• [Exercise brief] Please return the records below exactly as they stand.

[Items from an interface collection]
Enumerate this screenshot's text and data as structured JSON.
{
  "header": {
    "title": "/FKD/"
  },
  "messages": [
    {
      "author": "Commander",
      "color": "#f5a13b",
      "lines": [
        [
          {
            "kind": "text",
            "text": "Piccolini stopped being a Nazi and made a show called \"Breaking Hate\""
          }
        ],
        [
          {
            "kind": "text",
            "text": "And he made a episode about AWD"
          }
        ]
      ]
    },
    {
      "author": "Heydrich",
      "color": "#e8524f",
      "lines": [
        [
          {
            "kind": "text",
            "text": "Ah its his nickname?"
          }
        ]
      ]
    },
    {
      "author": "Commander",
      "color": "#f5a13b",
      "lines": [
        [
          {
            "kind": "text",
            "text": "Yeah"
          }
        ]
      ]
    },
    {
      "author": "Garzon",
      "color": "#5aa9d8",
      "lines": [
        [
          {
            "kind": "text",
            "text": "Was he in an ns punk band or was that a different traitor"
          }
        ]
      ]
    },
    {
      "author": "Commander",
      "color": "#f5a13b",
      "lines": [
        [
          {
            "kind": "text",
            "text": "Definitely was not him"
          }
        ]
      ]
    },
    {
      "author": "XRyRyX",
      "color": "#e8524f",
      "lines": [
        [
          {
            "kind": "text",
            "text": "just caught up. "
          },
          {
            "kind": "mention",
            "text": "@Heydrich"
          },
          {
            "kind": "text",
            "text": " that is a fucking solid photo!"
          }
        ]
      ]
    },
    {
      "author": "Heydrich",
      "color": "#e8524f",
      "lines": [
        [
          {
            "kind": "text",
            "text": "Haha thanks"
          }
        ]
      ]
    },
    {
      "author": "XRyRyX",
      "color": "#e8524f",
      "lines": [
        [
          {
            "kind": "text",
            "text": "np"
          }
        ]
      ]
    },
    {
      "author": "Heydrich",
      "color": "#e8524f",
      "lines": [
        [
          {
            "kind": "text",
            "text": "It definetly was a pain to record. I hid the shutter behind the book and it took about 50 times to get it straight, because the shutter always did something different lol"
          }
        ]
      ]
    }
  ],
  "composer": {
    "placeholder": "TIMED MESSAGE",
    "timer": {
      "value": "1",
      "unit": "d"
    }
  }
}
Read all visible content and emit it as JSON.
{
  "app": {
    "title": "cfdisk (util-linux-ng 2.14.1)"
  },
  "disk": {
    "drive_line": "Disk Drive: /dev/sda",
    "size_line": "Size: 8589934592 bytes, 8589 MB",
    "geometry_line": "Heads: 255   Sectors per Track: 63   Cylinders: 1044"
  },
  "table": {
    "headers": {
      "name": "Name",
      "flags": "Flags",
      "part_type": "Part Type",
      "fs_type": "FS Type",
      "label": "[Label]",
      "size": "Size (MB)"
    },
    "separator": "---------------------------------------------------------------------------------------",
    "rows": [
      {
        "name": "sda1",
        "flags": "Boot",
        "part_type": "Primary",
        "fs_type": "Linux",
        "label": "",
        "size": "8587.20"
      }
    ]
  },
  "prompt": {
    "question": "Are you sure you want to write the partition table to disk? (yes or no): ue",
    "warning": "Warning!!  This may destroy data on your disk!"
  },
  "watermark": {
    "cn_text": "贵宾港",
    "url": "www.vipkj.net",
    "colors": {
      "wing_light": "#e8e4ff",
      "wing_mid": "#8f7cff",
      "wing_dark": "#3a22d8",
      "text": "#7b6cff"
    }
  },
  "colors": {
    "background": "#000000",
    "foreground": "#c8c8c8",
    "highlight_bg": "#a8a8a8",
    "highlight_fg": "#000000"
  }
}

• [Expected answer]
Enumerate this screenshot's text and data as structured JSON.
{
  "header": {
    "title": "/FKD/"
  },
  "messages": [
    {
      "author": "Commander",
      "color": "#f5a13b",
      "lines": [
        [
          {
            "kind": "text",
            "text": "Piccolini stopped being a Nazi and made a show called \"Breaking Hate\""
          }
        ],
        [
          {
            "kind": "text",
            "text": "And he made a episode about AWD"
          }
        ]
      ]
    },
    {
      "author": "Heydrich",
      "color": "#e8524f",
      "lines": [
        [
          {
            "kind": "text",
            "text": "Ah its his nickname?"
          }
        ]
      ]
    },
    {
      "author": "Commander",
      "color": "#f5a13b",
      "lines": [
        [
          {
            "kind": "text",
            "text": "Yeah"
          }
        ]
      ]
    },
    {
      "author": "Garzon",
      "color": "#5aa9d8",
      "lines": [
        [
          {
            "kind": "text",
            "text": "Was he in an ns punk band or was that a different traitor"
          }
        ]
      ]
    },
    {
      "author": "Commander",
      "color": "#f5a13b",
      "lines": [
        [
          {
            "kind": "text",
            "text": "Definitely was not him"
          }
        ]
      ]
    },
    {
      "author": "XRyRyX",
      "color": "#e8524f",
      "lines": [
        [
          {
            "kind": "text",
            "text": "just caught up. "
          },
          {
            "kind": "mention",
            "text": "@Heydrich"
          },
          {
            "kind": "text",
            "text": " that is a fucking solid photo!"
          }
        ]
      ]
    },
    {
      "author": "Heydrich",
      "color": "#e8524f",
      "lines": [
        [
          {
            "kind": "text",
            "text": "Haha thanks"
          }
        ]
      ]
    },
    {
      "author": "XRyRyX",
      "color": "#e8524f",
      "lines": [
        [
          {
            "kind": "text",
            "text": "np"
          }
        ]
      ]
    },
    {
      "author": "Heydrich",
      "color": "#e8524f",
      "lines": [
        [
          {
            "kind": "text",
            "text": "It definetly was a pain to record. I hid the shutter behind the book and it took about 50 times to get it straight, because the shutter always did something different lol"
          }
        ]
      ]
    }
  ],
  "composer": {
    "placeholder": "TIMED MESSAGE",
    "timer": {
      "value": "1",
      "unit": "d"
    }
  }
}
Read all visible content and emit it as JSON.
{
  "app": {
    "title": "cfdisk (util-linux-ng 2.14.1)"
  },
  "disk": {
    "drive_line": "Disk Drive: /dev/sda",
    "size_line": "Size: 8589934592 bytes, 8589 MB",
    "geometry_line": "Heads: 255   Sectors per Track: 63   Cylinders: 1044"
  },
  "table": {
    "headers": {
      "name": "Name",
      "flags": "Flags",
      "part_type": "Part Type",
      "fs_type": "FS Type",
      "label": "[Label]",
      "size": "Size (MB)"
    },
    "separator": "---------------------------------------------------------------------------------------",
    "rows": [
      {
        "name": "sda1",
        "flags": "Boot",
        "part_type": "Primary",
        "fs_type": "Linux",
        "label": "",
        "size": "8587.20"
      }
    ]
  },
  "prompt": {
    "question": "Are you sure you want to write the partition table to disk? (yes or no): ue",
    "warning": "Warning!!  This may destroy data on your disk!"
  },
  "watermark": {
    "cn_text": "贵宾港",
    "url": "www.vipkj.net",
    "colors": {
      "wing_light": "#e8e4ff",
      "wing_mid": "#8f7cff",
      "wing_dark": "#3a22d8",
      "text": "#7b6cff"
    }
  },
  "colors": {
    "background": "#000000",
    "foreground": "#c8c8c8",
    "highlight_bg": "#a8a8a8",
    "highlight_fg": "#000000"
  }
}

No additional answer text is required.